Recently Julian Assange’s stay at the Ecuadorian Embassy in London came to an end after Metropolitan police were called onto the premises to arrest him for breaching bail. The Australian national had resided in the embassy for the past seven years after seeking asylum for being the architect behind WikiLeaks, releasing thousands of sensitive documents illegally obtained with the help of former US soldier Chelsea Manning. Since then Assange has enjoyed a host of famous visitors and public support, from Lady Gaga to Nigel Farage.
To many Assange is an admirable figure; he is credited with revealing several explosive events kept hidden from the public, including the ability of the CIA to break into virtually all hardware, the inhumane treatment of Guantanamo Bay inmates and the Minton Report, a hushed up analysis on the health effects of waste dumping in Africa. To others he is a criminal and a massive inconvenience, and should be imprisoned for the criminal theft of US state secrets. To two women in Sweden, he is an alleged sexual predator, although Assange continues to insist these claims are politically motivated and it is unfortunately unlikely that the accusers will have a chance to see Assange stand trial.
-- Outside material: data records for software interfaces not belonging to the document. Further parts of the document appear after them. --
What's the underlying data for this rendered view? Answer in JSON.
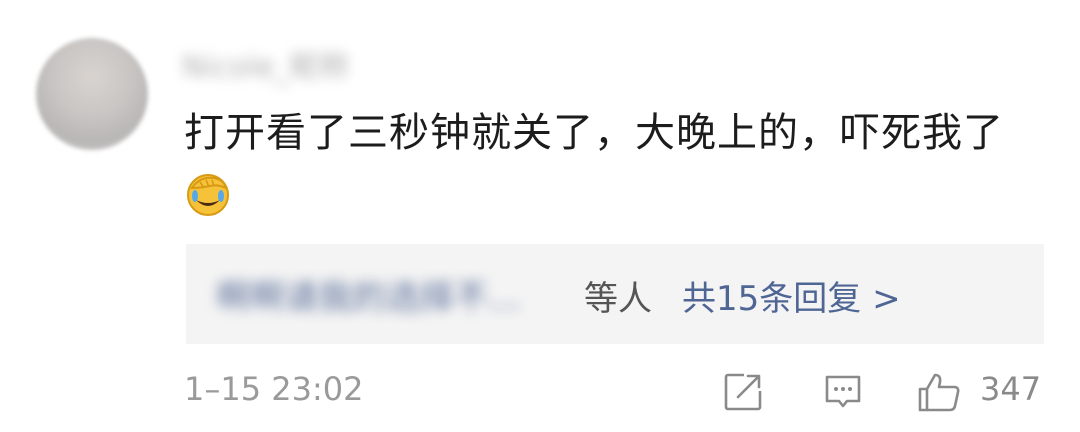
{
  "comment": {
    "username": "Nicole_昵称",
    "text": "打开看了三秒钟就关了，大晚上的，吓死我了",
    "emoji": "facepalm-laughing-emoji"
  },
  "replies": {
    "names": "啊啊请我的选择不...",
    "suffix": "等人",
    "count_label": "共15条回复 >"
  },
  "meta": {
    "timestamp": "1–15 23:02",
    "like_count": "347"
  },
  "icons": {
    "forward": "share-square-icon",
    "reply": "comment-bubble-icon",
    "like": "thumbs-up-icon"
  }
}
The decision of the Ecuadorian Embassy to withdraw Assange’s Ecuadorian citizenship and withdraw their offer of asylum is significant; in February Ecuador secured a $4.2 billion loan with the IMF, a move WikiLeaks suggests influenced the ‘betrayal’ of Assange, a theory supported by the former Ecuadorian Minister of Foreign Affairs, Ricardo Patiño. The decision to expel Assange can also be seen as retaliatory: Lenin Moreno, the current President of Ecuador has recently come under scrutiny for corruption charges, with WikiLeaks helping to spread leaked documents implicating Moreno and his family. There have also been reports that Assange has violated the terms of his stay at the Embassy, including insulting staff and ‘smearing faeces on the walls’, which WikiLeaks denounces as false. Regardless, the sudden arrest of perhaps the most infamous whistle-blower of modern history has sparked concern on the precedent this sets for whistle-blowers and wider press freedom, as well as the safety and neutrality of political asylum.
Advocacy groups and (American) freedom of speech experts warn that Assange’s treatment for revealing truths believed to be in the interest of the public undermines the basic principles of journalism, and that the US’s indictment of Assange undermines the first amendment. His treatment may also discourage future whistle-blowers from coming forward, given that Assange has spent close to a decade of his life confined and restricted and in relative instability given his swift arrest and dishevelled appearance. Alongside Chelsea Manning, Assange has been hounded by powerful states such as the US and now faces the likelihood of up to five years in prison. The moral underpinnings of whistle-blowing is something that should be respected and protection given accordingly. Even if the whistle-blowers actions were found to have been against the law, the law is imperfect and constantly open to interpretation. The benefits of important informational being released to the public and the illegal means of obtaining them should be weighed in courts of law, instead of being used as a retaliatory act from those exposed. Whistle-blowing can save lives, expose corruption, illegal acts and environmental exploitation, therefore the practice must be given protective legislature so that whistle-blowers can avoid becoming the victims of the full force of a powerful state or actor. The Executive-Director of Human Rights Watch, Kenneth Roth, has declared that the US’s indictment of Assange, and the UK’s granting of their extradition request for Assange, undermines a powerful cornerstone against government misconduct; investigative journalism. Many of the ways in which Assange is alleged to have obtained sensitive information is standard procedure for journalists dealing with confidential sources and so it is incredibly dangerous to equate this to criminal behaviour.
Journalists have been sent a warning through the treatment of Julian Assange and Chelsea Manning, who successfully revealed Western atrocities in Iraq and Afghanistan, and exposed the hideous double standards of nations so keen to police others. Regardless of the legality of the way in which this information was obtained, it is the fury over their exposure that has the US and UK so keen to silence Assange’s voice; and that is not a good enough justification for his persecution.
- Monika Radojevic is a SOAS Digital Ambassador. She is Reading for an MSc in Development Studies